This is ludicrous. Laws claims that the pupil premium is additional money by hypothesising that there would have been a 9% real terms schools budget cut without it (despite the separate pledge to protect the schools budget), and then claims that the schools budget is pretty much exactly the same (a smidgeon higher) in real terms, in order to support an argument that the purpose of the premium is not to protect schools from cuts, at the same time as arguing that this is precisely what it has done.

Yet Laws' sleight of hand doesn't stop there. (Even the great Osborno might learn a conjuring trick or two here).

But schools funding is down in real terms, overall, since the 0.1% real terms increase applies only to current spending, with schools capital spending down by as much as 60%.

And per-pupil funding will certainly fall since the increase in projected pupil numbers is much greater than the "real terms" current spending increase anyway, as Public Finance sets out drawing on the IFS analysis.

However, Luke Sibieta, an economist at the Institute for Fiscal Studies, told PF that when inflation is factored in, spending per pupil will decrease by 2.25% over the Spending Review period.

‘Ignoring the pupil premium and inflation completely, Osborne does increase schools spending enough to meet the increase in pupil numbers,’ he said. ‘In other words, before the pupil premium the government just about maintains spending per pupil in cash terms.’ However, when inflation is factored in, this represents real-terms cuts of 10% over the four-year period, he said.

‘But the pupil premium then limits the real-terms cut in spending per pupil to about 2.25%,’


Finally, the proposal to weight a pupil premium so it will be worth two and a half times as much for the school of a free schools meal pupil in affluent Wokingham as in deprived Tower Hamlets will restrict its ability to target disadvantage, leaving its impact on inequality unclear.

The government appears to have overestimated the extent to which the considerable curent funding for educational disadvantage on an area-based basis impacts on the less well-off in affluent areas. Hence the IFS proposal.

“Attaching the same pupil premium to all disadvantaged pupils regardless of where they live would not only be simpler, it would also be more consistent with the Government’s stated objectives.”

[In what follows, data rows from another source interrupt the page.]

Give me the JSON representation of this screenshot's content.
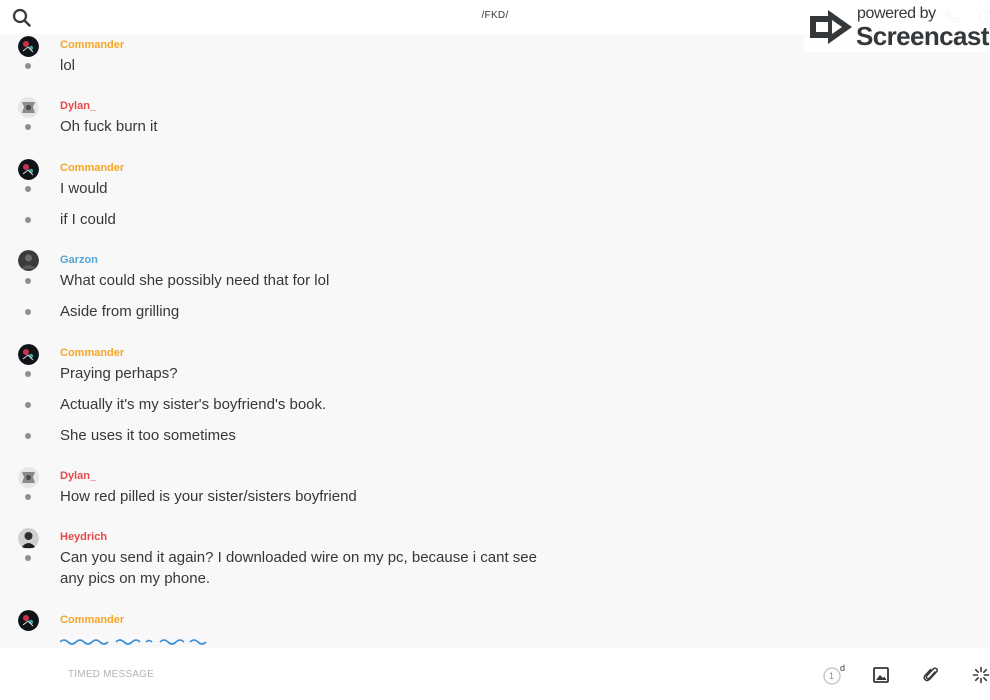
{
  "header": {
    "title": "/FKD/",
    "icons": {
      "search": "search-icon",
      "call": "phone-icon",
      "info": "info-icon"
    }
  },
  "watermark": {
    "line1": "powered by",
    "line2": "Screencastify"
  },
  "colors": {
    "commander": "#f5a623",
    "dylan": "#e24b4b",
    "garzon": "#54a7d4",
    "heydrich": "#e24b4b",
    "background": "#f8f8f9"
  },
  "messages": [
    {
      "sender": "Commander",
      "lines": [
        "lol"
      ]
    },
    {
      "sender": "Dylan_",
      "lines": [
        "Oh fuck burn it"
      ]
    },
    {
      "sender": "Commander",
      "lines": [
        "I would",
        "if I could"
      ]
    },
    {
      "sender": "Garzon",
      "lines": [
        "What could she possibly need that for lol",
        "Aside from grilling"
      ]
    },
    {
      "sender": "Commander",
      "lines": [
        "Praying perhaps?",
        "Actually it's my sister's boyfriend's book.",
        "She uses it too sometimes"
      ]
    },
    {
      "sender": "Dylan_",
      "lines": [
        "How red pilled is your sister/sisters boyfriend"
      ]
    },
    {
      "sender": "Heydrich",
      "lines": [
        "Can you send it again? I downloaded wire on my pc, because i cant see any pics on my phone."
      ]
    },
    {
      "sender": "Commander",
      "lines": []
    }
  ],
  "composer": {
    "placeholder": "TIMED MESSAGE",
    "timer_value": "1",
    "timer_unit": "d"
  }
}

Laws writes that he would like the pupil premium to rise to £5 billion a year in the next Parliament. Again, a laudable goal. But his current methods would suggest there is little or no barrier to achieving that overnight, by simply moving the furniture around again, albeit with a very limited impact on disadvantaged students.

But the pupil premium remains a very good idea, and a principle which ought not to be undermined by the apparent failure to implement it. What we should now be looking for is ways to genuinely fund it. We'll report back with a propsal on that one: your ideas welcome too.

1 comment:

Anthony said...

This is spot on. The Spending Review admits as much as it only plans to maintain per pupil funding in cash terms. It's a cut in other words as you explain lucidly but there is an even more worrying element.

If you drive per pupil funding towards a certain group- an extremely worthy group admittedly- but then hold cash funding per pupil at the same level overall then you are actually cutting *cash* spending per pupil for the majority. So not only does the schools budget constitute a real cut once capital is included but it also constitutes a cash reduction for the majority also! Staggering.